## Problem statement:
Reproduce all of the material, keeping each line intact.
==== Record excerpts ====
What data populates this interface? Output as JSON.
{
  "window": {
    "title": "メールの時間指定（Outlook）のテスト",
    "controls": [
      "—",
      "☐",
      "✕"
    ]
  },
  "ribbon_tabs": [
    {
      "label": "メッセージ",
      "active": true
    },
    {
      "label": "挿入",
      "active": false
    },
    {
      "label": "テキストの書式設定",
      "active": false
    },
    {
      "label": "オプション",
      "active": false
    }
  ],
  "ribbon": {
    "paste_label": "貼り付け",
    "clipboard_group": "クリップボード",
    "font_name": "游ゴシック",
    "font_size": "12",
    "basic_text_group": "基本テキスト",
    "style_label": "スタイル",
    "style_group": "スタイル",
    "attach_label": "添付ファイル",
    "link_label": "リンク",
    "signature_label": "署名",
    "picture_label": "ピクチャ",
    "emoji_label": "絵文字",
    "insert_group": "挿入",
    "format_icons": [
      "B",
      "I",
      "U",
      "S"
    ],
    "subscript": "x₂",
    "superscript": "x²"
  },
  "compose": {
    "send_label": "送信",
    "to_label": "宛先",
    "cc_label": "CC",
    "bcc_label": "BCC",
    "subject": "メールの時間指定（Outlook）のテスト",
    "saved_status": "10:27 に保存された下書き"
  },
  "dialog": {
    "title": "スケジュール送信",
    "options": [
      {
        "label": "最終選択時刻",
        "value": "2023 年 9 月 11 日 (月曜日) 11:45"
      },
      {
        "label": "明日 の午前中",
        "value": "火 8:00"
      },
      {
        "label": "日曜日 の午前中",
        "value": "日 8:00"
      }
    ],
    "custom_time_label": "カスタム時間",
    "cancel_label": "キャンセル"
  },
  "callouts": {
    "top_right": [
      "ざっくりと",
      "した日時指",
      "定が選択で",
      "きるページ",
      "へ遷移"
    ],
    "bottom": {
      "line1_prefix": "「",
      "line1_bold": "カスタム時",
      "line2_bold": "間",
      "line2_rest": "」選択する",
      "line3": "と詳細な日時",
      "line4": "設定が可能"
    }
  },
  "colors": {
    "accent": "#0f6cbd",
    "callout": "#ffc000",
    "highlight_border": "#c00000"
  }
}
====
## Solution to this task:
What data populates this interface? Output as JSON.
{
  "window": {
    "title": "メールの時間指定（Outlook）のテスト",
    "controls": [
      "—",
      "☐",
      "✕"
    ]
  },
  "ribbon_tabs": [
    {
      "label": "メッセージ",
      "active": true
    },
    {
      "label": "挿入",
      "active": false
    },
    {
      "label": "テキストの書式設定",
      "active": false
    },
    {
      "label": "オプション",
      "active": false
    }
  ],
  "ribbon": {
    "paste_label": "貼り付け",
    "clipboard_group": "クリップボード",
    "font_name": "游ゴシック",
    "font_size": "12",
    "basic_text_group": "基本テキスト",
    "style_label": "スタイル",
    "style_group": "スタイル",
    "attach_label": "添付ファイル",
    "link_label": "リンク",
    "signature_label": "署名",
    "picture_label": "ピクチャ",
    "emoji_label": "絵文字",
    "insert_group": "挿入",
    "format_icons": [
      "B",
      "I",
      "U",
      "S"
    ],
    "subscript": "x₂",
    "superscript": "x²"
  },
  "compose": {
    "send_label": "送信",
    "to_label": "宛先",
    "cc_label": "CC",
    "bcc_label": "BCC",
    "subject": "メールの時間指定（Outlook）のテスト",
    "saved_status": "10:27 に保存された下書き"
  },
  "dialog": {
    "title": "スケジュール送信",
    "options": [
      {
        "label": "最終選択時刻",
        "value": "2023 年 9 月 11 日 (月曜日) 11:45"
      },
      {
        "label": "明日 の午前中",
        "value": "火 8:00"
      },
      {
        "label": "日曜日 の午前中",
        "value": "日 8:00"
      }
    ],
    "custom_time_label": "カスタム時間",
    "cancel_label": "キャンセル"
  },
  "callouts": {
    "top_right": [
      "ざっくりと",
      "した日時指",
      "定が選択で",
      "きるページ",
      "へ遷移"
    ],
    "bottom": {
      "line1_prefix": "「",
      "line1_bold": "カスタム時",
      "line2_bold": "間",
      "line2_rest": "」選択する",
      "line3": "と詳細な日時",
      "line4": "設定が可能"
    }
  },
  "colors": {
    "accent": "#0f6cbd",
    "callout": "#ffc000",
    "highlight_border": "#c00000"
  }
}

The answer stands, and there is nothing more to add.